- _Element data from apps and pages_

* * *

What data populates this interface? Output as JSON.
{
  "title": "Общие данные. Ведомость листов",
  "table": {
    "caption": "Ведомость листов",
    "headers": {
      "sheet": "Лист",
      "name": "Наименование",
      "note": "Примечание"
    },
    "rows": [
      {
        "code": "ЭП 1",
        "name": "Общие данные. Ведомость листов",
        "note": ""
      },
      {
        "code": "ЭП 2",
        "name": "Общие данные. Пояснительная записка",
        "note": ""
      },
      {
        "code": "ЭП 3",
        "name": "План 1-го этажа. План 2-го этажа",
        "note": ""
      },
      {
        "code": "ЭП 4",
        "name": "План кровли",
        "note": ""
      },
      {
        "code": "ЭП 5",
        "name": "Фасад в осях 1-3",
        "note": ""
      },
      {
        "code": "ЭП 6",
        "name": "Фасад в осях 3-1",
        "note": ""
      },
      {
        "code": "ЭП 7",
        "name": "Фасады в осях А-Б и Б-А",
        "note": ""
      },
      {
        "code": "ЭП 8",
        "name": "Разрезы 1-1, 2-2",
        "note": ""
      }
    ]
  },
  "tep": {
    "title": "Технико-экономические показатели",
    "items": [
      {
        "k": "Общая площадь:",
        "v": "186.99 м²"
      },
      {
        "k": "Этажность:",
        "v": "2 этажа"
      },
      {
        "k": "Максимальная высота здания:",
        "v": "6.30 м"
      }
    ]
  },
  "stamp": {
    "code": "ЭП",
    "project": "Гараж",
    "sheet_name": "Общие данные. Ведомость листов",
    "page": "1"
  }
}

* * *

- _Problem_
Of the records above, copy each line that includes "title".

- _Answer space_
  "title": "Общие данные. Ведомость листов",
    "title": "Технико-экономические показатели",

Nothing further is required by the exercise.